If imagination could be harnessed as an energy source, I suspect local filmmaker Robert Rodriguez could power a small nation all on his own, but after 90 minutes immersed in the video-game world of Spy Kids 3-D: Game Over, one wishes he had diversified that imagination some. In this third (and final) outing of the hugely popular Spy Kids series, writer/director/editor/cinematographer/production designer/composer/co-producer Rodriguez concentrates so heavily on the special effects that everything else – dialogue, acting, character and story development – comes off like an afterthought. The twig-thin plot has newly retired spy kid Juni Cortez (Sabara) forced to rejoin the OSS spy organization when his sister, fellow op Carmen (Vega), goes missing. Actually, her body’s still safely ensconced at headquarters, but her head’s stuck somewhere inside a video game called Game Over. Juni must save his sis and shut down the game before midnight, at which point the game goes on sale and kids everywhere will become unwittingly enslaved by the game’s designer, known as the Toymaker (Stallone, who also plays three different manifestations of his id, all irritating). Juni enlists the help of a band of beta testers and his wheelchair-bound grandfather (Montalban), who, inside this virtual-reality world, has use of his legs again. Within the game, the film switches over to 3-D, and the graphics are indeed impressive. There’s a spectacular sequence in which Juni battles a "femme-bot" named Demetra (Jines), but it’s quickly followed by another action set-piece, and then another, and another, with no room to breathe in between. Further, the logic of this universe is utterly incomprehensible: Rules seem plucked out of thin air in order to complicate, or justify, the next big wham-bam action scene. I suspect kids, who are well-versed in video-game speak, won’t mind the incoherence or the hyperventilating pace – and, after all, they are the audience Rodriguez made the movie for. Yet, the first two films were similarly targeted at children, and they were a treat for parents, too: clever and cheeky, with loads of MacGyver-like ingenuity. Maybe most significantly, those first two emphasized family ties in a way that was both endearing and organic.

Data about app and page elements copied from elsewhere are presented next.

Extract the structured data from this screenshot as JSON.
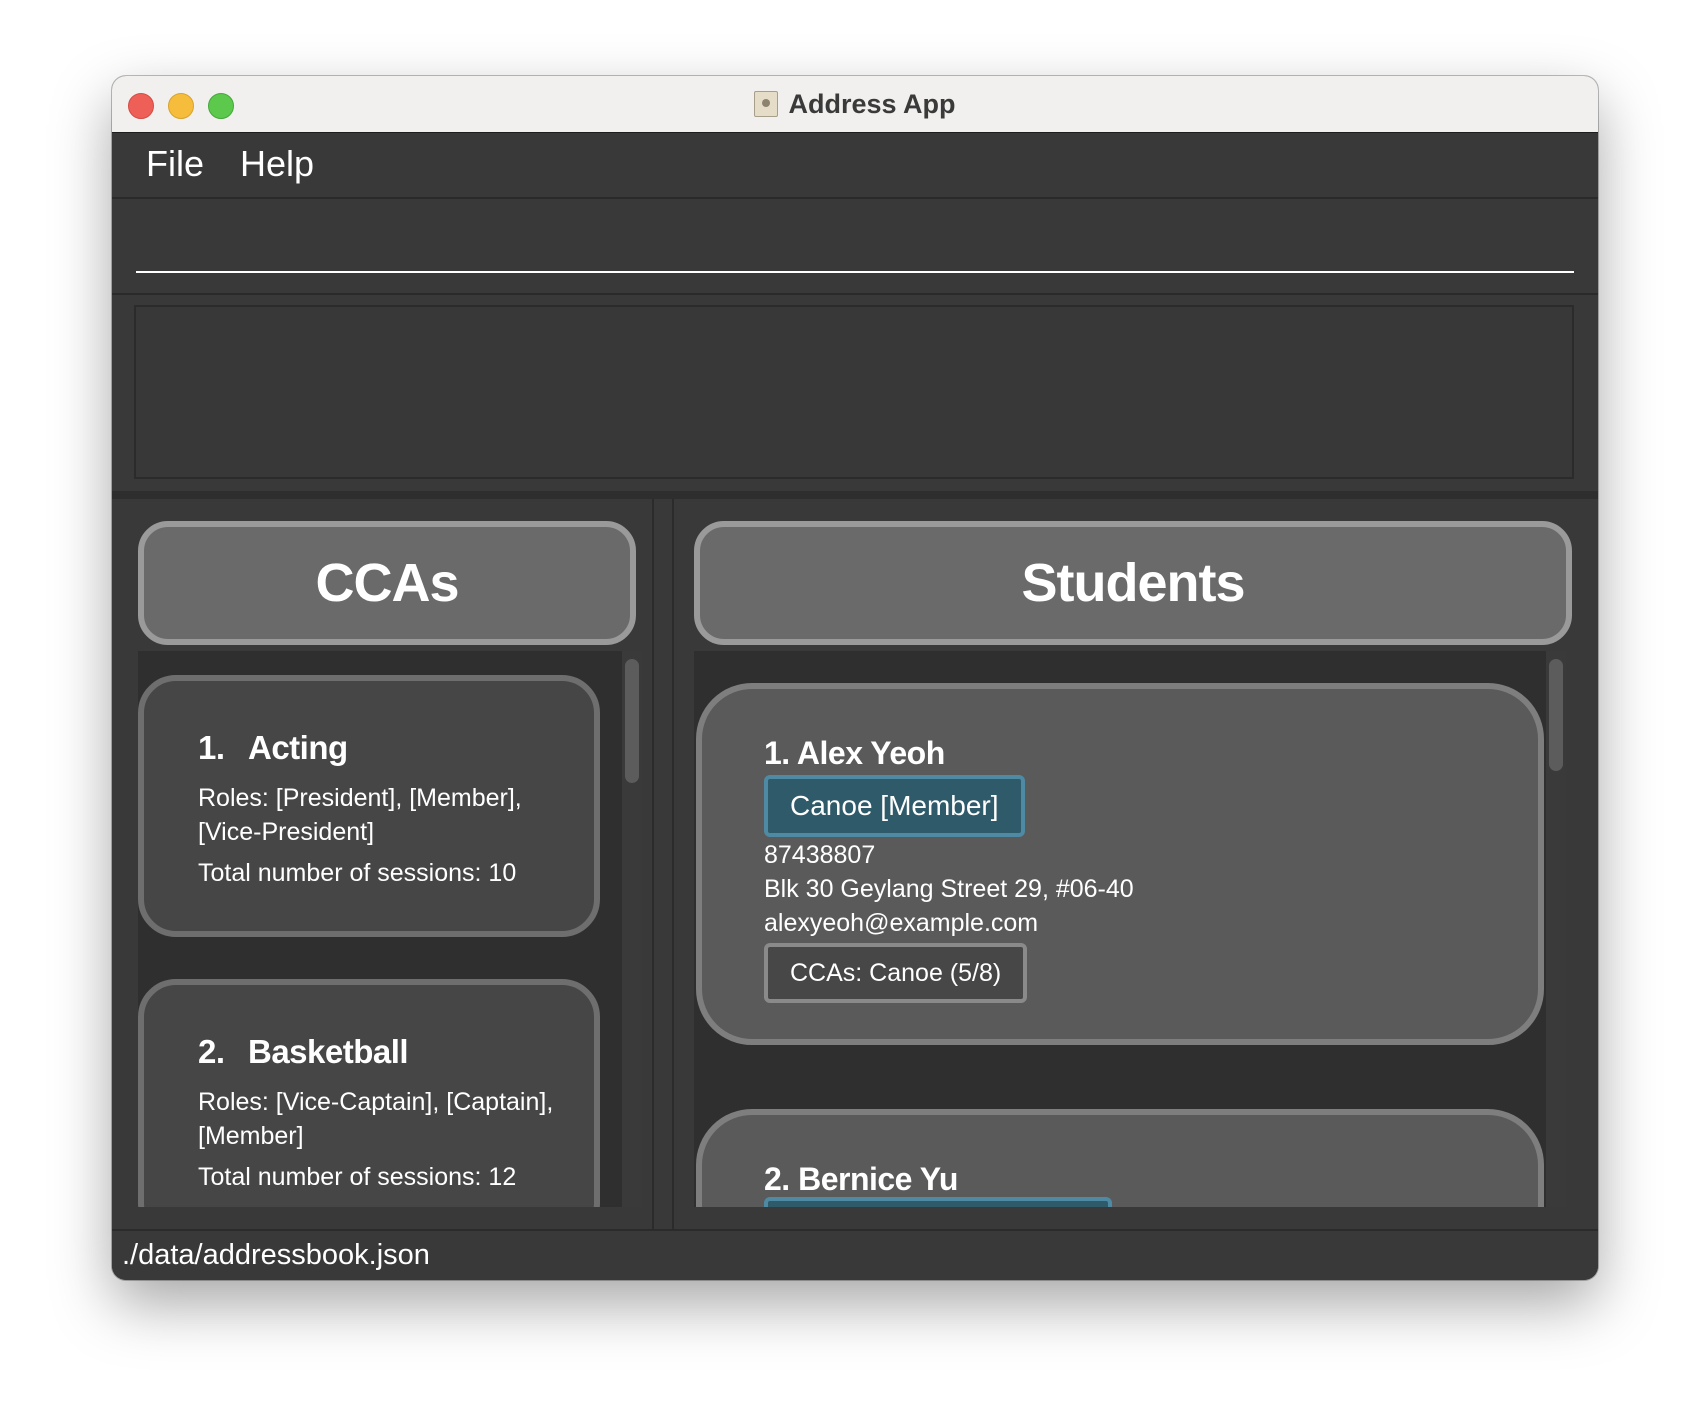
{
  "window": {
    "title": "Address App"
  },
  "menu": {
    "file": "File",
    "help": "Help"
  },
  "command": {
    "value": "",
    "placeholder": ""
  },
  "result": {
    "text": ""
  },
  "ccas": {
    "header": "CCAs",
    "items": [
      {
        "index": "1.",
        "name": "Acting",
        "roles": "Roles: [President], [Member], [Vice-President]",
        "sessions": "Total number of sessions: 10"
      },
      {
        "index": "2.",
        "name": "Basketball",
        "roles": "Roles: [Vice-Captain], [Captain], [Member]",
        "sessions": "Total number of sessions: 12"
      }
    ]
  },
  "students": {
    "header": "Students",
    "items": [
      {
        "name": "1. Alex Yeoh",
        "role_tag": "Canoe [Member]",
        "phone": "87438807",
        "address": "Blk 30 Geylang Street 29, #06-40",
        "email": "alexyeoh@example.com",
        "cca_tag": "CCAs: Canoe (5/8)"
      },
      {
        "name": "2. Bernice Yu"
      }
    ]
  },
  "status": {
    "path": "./data/addressbook.json"
  },
  "colors": {
    "background": "#393939",
    "role_tag": "#2f5a6a",
    "role_tag_border": "#4e8aa3",
    "header": "#6a6a6a"
  }
}
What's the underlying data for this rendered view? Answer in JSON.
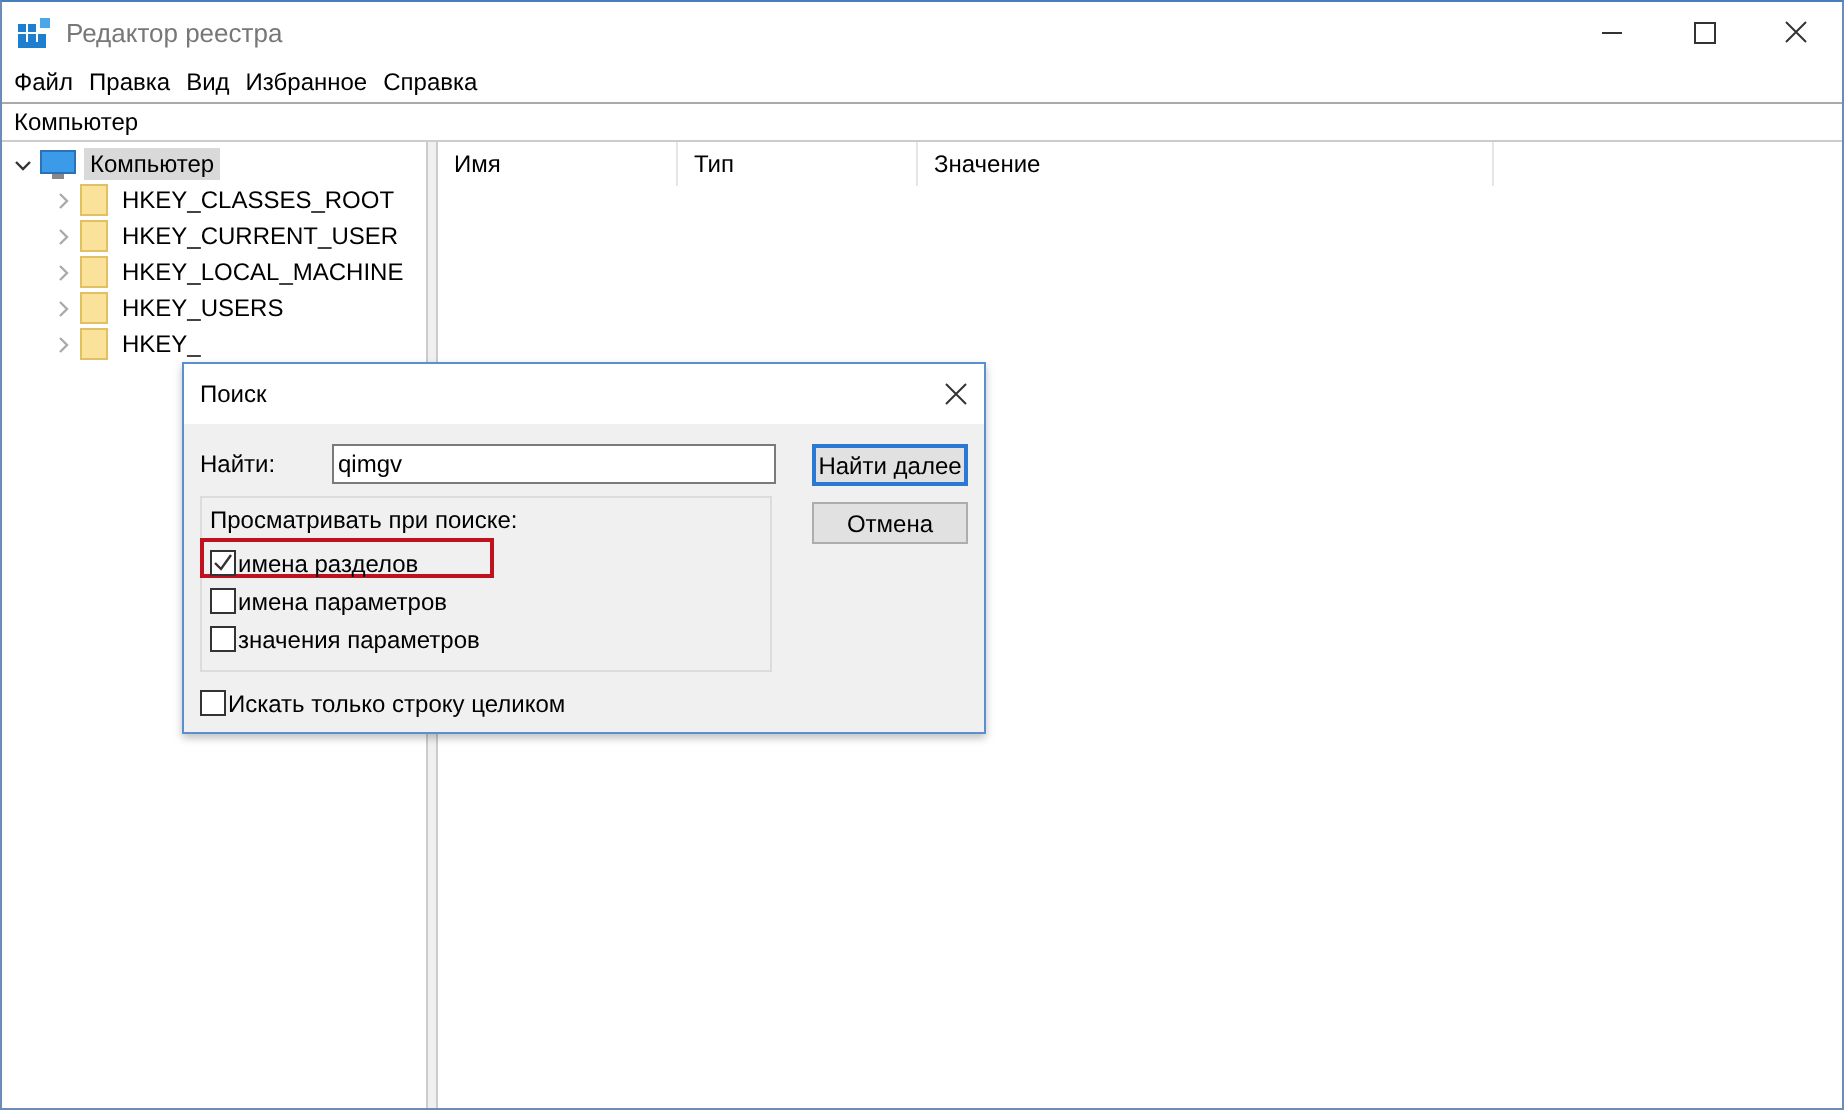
{
  "window": {
    "title": "Редактор реестра"
  },
  "menu": [
    "Файл",
    "Правка",
    "Вид",
    "Избранное",
    "Справка"
  ],
  "address": "Компьютер",
  "tree": {
    "label": "Компьютер",
    "expanded": true,
    "selected": true,
    "children": [
      {
        "label": "HKEY_CLASSES_ROOT",
        "expanded": false,
        "selected": false
      },
      {
        "label": "HKEY_CURRENT_USER",
        "expanded": false,
        "selected": false
      },
      {
        "label": "HKEY_LOCAL_MACHINE",
        "expanded": false,
        "selected": false
      },
      {
        "label": "HKEY_USERS",
        "expanded": false,
        "selected": false
      },
      {
        "label": "HKEY_",
        "expanded": false,
        "selected": false
      }
    ]
  },
  "columns": [
    "Имя",
    "Тип",
    "Значение"
  ],
  "dialog": {
    "title": "Поиск",
    "find_label": "Найти:",
    "find_value": "qimgv",
    "group_label": "Просматривать при поиске:",
    "options": [
      {
        "label": "имена разделов",
        "checked": true,
        "highlighted": true
      },
      {
        "label": "имена параметров",
        "checked": false,
        "highlighted": false
      },
      {
        "label": "значения параметров",
        "checked": false,
        "highlighted": false
      }
    ],
    "whole_string": {
      "label": "Искать только строку целиком",
      "checked": false
    },
    "buttons": [
      {
        "label": "Найти далее",
        "default": true
      },
      {
        "label": "Отмена",
        "default": false
      }
    ]
  }
}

While Spy Kids 3-D: Game Over continues that theme, it does so in a far more forced, even preachy, manner. This clumsiness has a lot to do with the absence of Antonio Banderas and Carla Gugino; as Carmen and Juni’s parents, they had a zingy rapport and made "family" look like fun in the first two installments. Here, they pop in only briefly – along with an assortment of characters from the first two films, including Bill Paxton’s Dinky Winks and Steve Buscemi’s mad-eyed Dr. Romero – for the final, nonsensical showdown. The climax, like the film itself, is big, loud, and looks cool enough, which is what we’ve come to expect from summer movies … but not from Robert Rodriguez.